Casino is a movie that is brimming with greed, violence, treachery, and corruption. The film, directed by Martin Scorsese, is an epic history lesson about the city of Las Vegas and how huge gambling corporations have taken over its once-mobbed streets. The film is based on the non-fiction book Casino by Nicholas Pileggi, who co-wrote the screenplay with Scorsese.
While the film does portray a lot of violence, it doesn’t play up the sensational and over the top scenes in order to shock audiences. Instead, Scorsese carefully and faithfully lays bare the web of crime and corruption that was at the heart of the mob’s grip on Las Vegas.
The gambling world is full of strange and twisted characters. From the strutting high rollers who are convinced they’re going to win big to the small time hustlers who are trying to make their way up the ranks, the people at a casino share one common trait: they’re all looking for a quick buck.
In fact, most casinos are built with this goal in mind. It’s why they’re usually designed with a labyrinthine layout, making it difficult to find your way from one end of the casino to the other. This is done in order to keep you from leaving the premises to meet your basic needs, such as getting food and water. Instead, you’ll be forced to walk past a dozen more opportunities to gamble.
Another way that casinos manipulate people is by giving out free alcohol. This is because they know that heavy drinking can lower a person’s inhibitions and cloud their judgment, which makes them more likely to continue gambling even when the odds are against them. This behavior is known as reinforcement and is a core component of the marketing strategy of many casinos.
Casino is also able to lure customers in by offering complimentary meals and rooms at their adjoining hotels. These incentives, along with the opulent decor and sounds of coins clinking slots, create an atmosphere that is intoxicating for most people. This is why it’s important for a person to separate their gambling money into envelopes for each day and only use the funds they can afford to lose.
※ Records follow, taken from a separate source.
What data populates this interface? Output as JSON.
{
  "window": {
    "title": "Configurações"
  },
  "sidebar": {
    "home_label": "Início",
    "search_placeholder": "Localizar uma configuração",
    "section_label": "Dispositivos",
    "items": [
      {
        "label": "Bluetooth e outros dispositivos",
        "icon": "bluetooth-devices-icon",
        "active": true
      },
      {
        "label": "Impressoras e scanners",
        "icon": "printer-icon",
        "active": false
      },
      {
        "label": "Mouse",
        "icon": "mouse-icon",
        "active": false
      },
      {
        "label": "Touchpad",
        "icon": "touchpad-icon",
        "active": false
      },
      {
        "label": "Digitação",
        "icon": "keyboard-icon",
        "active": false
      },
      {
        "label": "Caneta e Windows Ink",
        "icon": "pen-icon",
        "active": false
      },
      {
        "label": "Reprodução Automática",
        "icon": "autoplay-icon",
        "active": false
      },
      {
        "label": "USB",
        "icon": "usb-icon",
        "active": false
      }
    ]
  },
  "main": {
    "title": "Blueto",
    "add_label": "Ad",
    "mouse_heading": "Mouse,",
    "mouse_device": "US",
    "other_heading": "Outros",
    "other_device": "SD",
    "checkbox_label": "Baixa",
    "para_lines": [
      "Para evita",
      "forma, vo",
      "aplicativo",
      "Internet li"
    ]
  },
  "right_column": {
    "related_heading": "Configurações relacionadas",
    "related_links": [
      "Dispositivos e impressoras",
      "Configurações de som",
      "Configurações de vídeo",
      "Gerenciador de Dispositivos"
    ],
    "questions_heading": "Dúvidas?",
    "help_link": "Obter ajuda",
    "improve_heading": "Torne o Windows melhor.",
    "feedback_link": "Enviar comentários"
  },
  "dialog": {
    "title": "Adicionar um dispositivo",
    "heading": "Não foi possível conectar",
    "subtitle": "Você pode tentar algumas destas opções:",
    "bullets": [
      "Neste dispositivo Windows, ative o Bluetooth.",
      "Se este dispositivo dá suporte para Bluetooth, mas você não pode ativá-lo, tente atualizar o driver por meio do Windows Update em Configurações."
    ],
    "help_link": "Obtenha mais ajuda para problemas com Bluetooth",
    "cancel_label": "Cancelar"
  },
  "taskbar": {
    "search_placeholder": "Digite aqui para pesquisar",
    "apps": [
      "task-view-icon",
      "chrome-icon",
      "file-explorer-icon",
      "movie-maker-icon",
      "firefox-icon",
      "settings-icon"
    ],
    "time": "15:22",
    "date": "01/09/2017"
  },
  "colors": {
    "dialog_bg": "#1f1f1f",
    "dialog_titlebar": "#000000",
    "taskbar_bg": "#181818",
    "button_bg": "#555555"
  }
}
In the end, the most dangerous thing about a casino is how it makes normal people who work hard and make reasoned financial decisions on a daily basis throw hundreds or thousands of dollars away based on the roll of the dice, spin of the wheel, or draw of the cards. The sunk cost fallacy is at work in these cases, as people try to recover their losses by continuing to gamble. This is how the house always wins.